■ Action item: Nothing but the records beneath, reproduced exactly, should appear in the answer.

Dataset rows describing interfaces
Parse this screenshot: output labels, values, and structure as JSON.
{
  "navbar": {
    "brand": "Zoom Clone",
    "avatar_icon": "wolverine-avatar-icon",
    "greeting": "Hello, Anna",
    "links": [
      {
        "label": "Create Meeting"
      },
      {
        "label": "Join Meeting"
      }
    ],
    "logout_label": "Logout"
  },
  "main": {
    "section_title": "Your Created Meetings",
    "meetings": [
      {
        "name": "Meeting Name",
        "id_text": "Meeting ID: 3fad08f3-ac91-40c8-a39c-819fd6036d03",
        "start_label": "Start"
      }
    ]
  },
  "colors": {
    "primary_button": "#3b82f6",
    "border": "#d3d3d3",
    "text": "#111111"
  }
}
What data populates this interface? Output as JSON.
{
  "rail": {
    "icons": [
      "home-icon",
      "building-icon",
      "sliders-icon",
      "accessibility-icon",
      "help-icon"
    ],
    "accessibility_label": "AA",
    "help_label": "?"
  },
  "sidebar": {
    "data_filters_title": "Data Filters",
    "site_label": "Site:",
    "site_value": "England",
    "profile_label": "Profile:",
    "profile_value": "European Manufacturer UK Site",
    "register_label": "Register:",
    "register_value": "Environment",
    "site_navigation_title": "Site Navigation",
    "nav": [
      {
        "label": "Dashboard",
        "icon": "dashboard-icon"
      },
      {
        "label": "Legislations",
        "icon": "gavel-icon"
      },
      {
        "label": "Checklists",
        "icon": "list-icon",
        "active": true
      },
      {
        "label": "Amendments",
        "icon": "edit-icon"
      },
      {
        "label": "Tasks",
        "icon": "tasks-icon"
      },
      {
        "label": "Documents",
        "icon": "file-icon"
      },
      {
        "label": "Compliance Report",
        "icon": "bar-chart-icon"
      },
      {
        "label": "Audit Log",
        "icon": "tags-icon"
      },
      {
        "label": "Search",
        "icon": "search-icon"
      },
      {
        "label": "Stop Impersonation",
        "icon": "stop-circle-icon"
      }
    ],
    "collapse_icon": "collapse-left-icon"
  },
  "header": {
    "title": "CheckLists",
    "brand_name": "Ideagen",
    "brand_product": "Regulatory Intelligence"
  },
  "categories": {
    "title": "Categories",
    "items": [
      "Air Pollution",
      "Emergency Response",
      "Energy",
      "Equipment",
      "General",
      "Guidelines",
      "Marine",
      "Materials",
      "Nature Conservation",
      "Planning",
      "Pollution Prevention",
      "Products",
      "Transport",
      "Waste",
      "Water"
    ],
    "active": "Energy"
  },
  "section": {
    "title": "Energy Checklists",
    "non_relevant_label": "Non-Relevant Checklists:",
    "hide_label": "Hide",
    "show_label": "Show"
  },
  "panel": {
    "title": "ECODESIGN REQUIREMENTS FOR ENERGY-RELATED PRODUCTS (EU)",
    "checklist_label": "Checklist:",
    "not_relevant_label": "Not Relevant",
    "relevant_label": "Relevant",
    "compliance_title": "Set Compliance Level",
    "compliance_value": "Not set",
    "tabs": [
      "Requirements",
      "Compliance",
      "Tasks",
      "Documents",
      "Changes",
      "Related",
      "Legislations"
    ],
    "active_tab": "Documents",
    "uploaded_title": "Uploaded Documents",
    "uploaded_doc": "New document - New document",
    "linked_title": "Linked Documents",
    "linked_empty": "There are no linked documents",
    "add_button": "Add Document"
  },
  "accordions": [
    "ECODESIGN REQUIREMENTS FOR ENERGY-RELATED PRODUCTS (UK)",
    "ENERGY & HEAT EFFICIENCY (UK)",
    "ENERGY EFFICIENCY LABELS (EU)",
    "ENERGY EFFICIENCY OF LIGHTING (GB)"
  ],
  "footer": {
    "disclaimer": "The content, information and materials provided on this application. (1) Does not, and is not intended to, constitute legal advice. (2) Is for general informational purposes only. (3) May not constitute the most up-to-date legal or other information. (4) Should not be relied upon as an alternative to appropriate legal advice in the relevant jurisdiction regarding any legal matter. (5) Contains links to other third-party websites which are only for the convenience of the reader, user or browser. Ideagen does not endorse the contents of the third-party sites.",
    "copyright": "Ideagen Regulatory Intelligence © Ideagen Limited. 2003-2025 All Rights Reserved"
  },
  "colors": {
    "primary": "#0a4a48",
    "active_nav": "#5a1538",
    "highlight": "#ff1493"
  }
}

■ Completed task:
Parse this screenshot: output labels, values, and structure as JSON.
{
  "navbar": {
    "brand": "Zoom Clone",
    "avatar_icon": "wolverine-avatar-icon",
    "greeting": "Hello, Anna",
    "links": [
      {
        "label": "Create Meeting"
      },
      {
        "label": "Join Meeting"
      }
    ],
    "logout_label": "Logout"
  },
  "main": {
    "section_title": "Your Created Meetings",
    "meetings": [
      {
        "name": "Meeting Name",
        "id_text": "Meeting ID: 3fad08f3-ac91-40c8-a39c-819fd6036d03",
        "start_label": "Start"
      }
    ]
  },
  "colors": {
    "primary_button": "#3b82f6",
    "border": "#d3d3d3",
    "text": "#111111"
  }
}
What data populates this interface? Output as JSON.
{
  "rail": {
    "icons": [
      "home-icon",
      "building-icon",
      "sliders-icon",
      "accessibility-icon",
      "help-icon"
    ],
    "accessibility_label": "AA",
    "help_label": "?"
  },
  "sidebar": {
    "data_filters_title": "Data Filters",
    "site_label": "Site:",
    "site_value": "England",
    "profile_label": "Profile:",
    "profile_value": "European Manufacturer UK Site",
    "register_label": "Register:",
    "register_value": "Environment",
    "site_navigation_title": "Site Navigation",
    "nav": [
      {
        "label": "Dashboard",
        "icon": "dashboard-icon"
      },
      {
        "label": "Legislations",
        "icon": "gavel-icon"
      },
      {
        "label": "Checklists",
        "icon": "list-icon",
        "active": true
      },
      {
        "label": "Amendments",
        "icon": "edit-icon"
      },
      {
        "label": "Tasks",
        "icon": "tasks-icon"
      },
      {
        "label": "Documents",
        "icon": "file-icon"
      },
      {
        "label": "Compliance Report",
        "icon": "bar-chart-icon"
      },
      {
        "label": "Audit Log",
        "icon": "tags-icon"
      },
      {
        "label": "Search",
        "icon": "search-icon"
      },
      {
        "label": "Stop Impersonation",
        "icon": "stop-circle-icon"
      }
    ],
    "collapse_icon": "collapse-left-icon"
  },
  "header": {
    "title": "CheckLists",
    "brand_name": "Ideagen",
    "brand_product": "Regulatory Intelligence"
  },
  "categories": {
    "title": "Categories",
    "items": [
      "Air Pollution",
      "Emergency Response",
      "Energy",
      "Equipment",
      "General",
      "Guidelines",
      "Marine",
      "Materials",
      "Nature Conservation",
      "Planning",
      "Pollution Prevention",
      "Products",
      "Transport",
      "Waste",
      "Water"
    ],
    "active": "Energy"
  },
  "section": {
    "title": "Energy Checklists",
    "non_relevant_label": "Non-Relevant Checklists:",
    "hide_label": "Hide",
    "show_label": "Show"
  },
  "panel": {
    "title": "ECODESIGN REQUIREMENTS FOR ENERGY-RELATED PRODUCTS (EU)",
    "checklist_label": "Checklist:",
    "not_relevant_label": "Not Relevant",
    "relevant_label": "Relevant",
    "compliance_title": "Set Compliance Level",
    "compliance_value": "Not set",
    "tabs": [
      "Requirements",
      "Compliance",
      "Tasks",
      "Documents",
      "Changes",
      "Related",
      "Legislations"
    ],
    "active_tab": "Documents",
    "uploaded_title": "Uploaded Documents",
    "uploaded_doc": "New document - New document",
    "linked_title": "Linked Documents",
    "linked_empty": "There are no linked documents",
    "add_button": "Add Document"
  },
  "accordions": [
    "ECODESIGN REQUIREMENTS FOR ENERGY-RELATED PRODUCTS (UK)",
    "ENERGY & HEAT EFFICIENCY (UK)",
    "ENERGY EFFICIENCY LABELS (EU)",
    "ENERGY EFFICIENCY OF LIGHTING (GB)"
  ],
  "footer": {
    "disclaimer": "The content, information and materials provided on this application. (1) Does not, and is not intended to, constitute legal advice. (2) Is for general informational purposes only. (3) May not constitute the most up-to-date legal or other information. (4) Should not be relied upon as an alternative to appropriate legal advice in the relevant jurisdiction regarding any legal matter. (5) Contains links to other third-party websites which are only for the convenience of the reader, user or browser. Ideagen does not endorse the contents of the third-party sites.",
    "copyright": "Ideagen Regulatory Intelligence © Ideagen Limited. 2003-2025 All Rights Reserved"
  },
  "colors": {
    "primary": "#0a4a48",
    "active_nav": "#5a1538",
    "highlight": "#ff1493"
  }
}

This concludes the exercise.